|Pattern Description: The pattern is for a coat with a detachable jerkin. I started with this pattern, but changed it beyond recognition, to a pattern for a 50s style swing coat. Why would I do such a thing? Well, I was away from home, without my blocks, and had picked up a magazine on the station at Lille, en route so this was the closest pattern I had to hand. It now still has the darts from the neck, it has a draped collar, the sleeves are now one piece and slightly belled and the shape is flared. It has piping on the neck seam and the ends of the sleeve and the bottom of the coat are in bands of a contrast material. |
Pattern Sizing: It comes in 44 to 52. I used the 44 and did an FBA, but then had to reduce the sizing after sewing up the toile.
Did it look like the photo/drawing on the pattern envelope once you were done sewing with it?
Well, no, not in the slightest.
Were the instructions easy to follow? The instructions in the magazine I have are in french. I didn't read these, as I was making such huge changes, but I don't see any glaring omissions if you're making up the original design.
What did you particularly like or dislike about the pattern?I like the neck darts in this pattern.
Fabric Used: I used a tweedy fabric with a bouclé yarn in it giving it a bumpy surface. Its in blue and black. The bands are in a plain black wool. The interlining is a cotton rayon twill, and the lining a rayon.
Pattern alterations or any design changes you made:
I made a whole lot of changes. First, I needed to do an FBA, as it was for someone who takes an F/G. For this, I closed all of the darts, those in the neck and the underarm dart, opening one temporary bust dart mid shoulder, then slashed and spread the pattern through the bust point until there was enough room. Then I planned the darts again using the new bust point and closed the shoulder dart, opening them up in the new positions.
I changed the collar to a deep draped piece.
I made the sleeve into a one piece and flared the cuff end, and flared the body pattern to give it more swing. Then I planned the bands. These are faced back, so I cut two of each piece.

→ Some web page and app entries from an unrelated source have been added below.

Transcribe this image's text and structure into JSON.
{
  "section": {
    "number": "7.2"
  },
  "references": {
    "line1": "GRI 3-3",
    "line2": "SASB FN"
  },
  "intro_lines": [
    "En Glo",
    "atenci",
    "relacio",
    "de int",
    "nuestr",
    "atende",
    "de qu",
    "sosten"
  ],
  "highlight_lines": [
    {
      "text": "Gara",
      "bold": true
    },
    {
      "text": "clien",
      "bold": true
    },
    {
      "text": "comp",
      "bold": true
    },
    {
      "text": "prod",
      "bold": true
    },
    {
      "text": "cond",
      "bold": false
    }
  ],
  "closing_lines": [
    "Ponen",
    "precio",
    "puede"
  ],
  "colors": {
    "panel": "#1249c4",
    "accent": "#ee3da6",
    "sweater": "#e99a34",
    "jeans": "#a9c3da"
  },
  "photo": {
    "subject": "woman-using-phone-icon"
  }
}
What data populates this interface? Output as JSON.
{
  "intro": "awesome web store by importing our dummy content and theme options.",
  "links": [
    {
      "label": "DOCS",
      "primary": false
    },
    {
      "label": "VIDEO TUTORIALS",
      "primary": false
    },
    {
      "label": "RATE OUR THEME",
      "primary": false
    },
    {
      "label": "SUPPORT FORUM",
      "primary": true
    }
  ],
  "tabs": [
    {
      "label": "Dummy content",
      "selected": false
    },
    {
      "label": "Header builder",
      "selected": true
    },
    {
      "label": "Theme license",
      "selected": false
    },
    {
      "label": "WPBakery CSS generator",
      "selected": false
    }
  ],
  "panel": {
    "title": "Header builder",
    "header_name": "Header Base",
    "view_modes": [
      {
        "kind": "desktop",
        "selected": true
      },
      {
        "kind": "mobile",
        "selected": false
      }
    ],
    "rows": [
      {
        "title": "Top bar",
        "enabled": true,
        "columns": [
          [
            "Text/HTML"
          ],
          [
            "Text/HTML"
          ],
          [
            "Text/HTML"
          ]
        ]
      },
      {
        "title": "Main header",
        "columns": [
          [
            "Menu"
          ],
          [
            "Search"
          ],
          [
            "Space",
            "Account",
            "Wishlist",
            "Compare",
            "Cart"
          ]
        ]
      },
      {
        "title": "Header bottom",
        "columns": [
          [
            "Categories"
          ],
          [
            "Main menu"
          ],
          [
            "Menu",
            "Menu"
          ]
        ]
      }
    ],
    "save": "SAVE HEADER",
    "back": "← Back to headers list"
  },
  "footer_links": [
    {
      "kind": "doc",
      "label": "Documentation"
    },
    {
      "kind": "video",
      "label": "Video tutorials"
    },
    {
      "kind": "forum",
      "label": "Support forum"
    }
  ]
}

I made bound buttonholes, so planned a buttonstand for large buttons.
Would you sew it again? Would you recommend it to others?Its only going to happen once.
Conclusion: I like the coat, but starting from the pattern I did wasn't the easiest exercise. The toile needed a lot of alteration, mainly reducing the size. I don't think this is a negative comment on Burda sizing though. The person I made this for has a narrow back and shoulders, and guesstimating sizing from measurements is always difficult for her. I probably should have downsized to a 40, then did the FBA with that. A couple of other things took some time - planning and replanning the bands so that they looked the right proportions on was one, and the other was finding a way of getting the buttonhole to work in the collar. The collar is a wide band, caught in pleats at the centre back and at the front centres, so the buttonhole fell where there was several layers of thick tweed. The tweed was woven with a heavy bouclé yarn in the mix, which made for easy fraying. My buttons had a shank on them and I didn't like the look of having one stitched on top with a press stud fastening under, and after a few attempts settled for making a bound buttonhole through the outside layer of collar, slitting through the two folds and turning in the edges by hand, stitching the whole lot together round the back of the bound buttonhole. Basically a cobbled up solution, but it worked.
Working with a bumpy tweed had some advantages, hand stitches disappeared into the weave very easily, making for a neater look with less actual skill.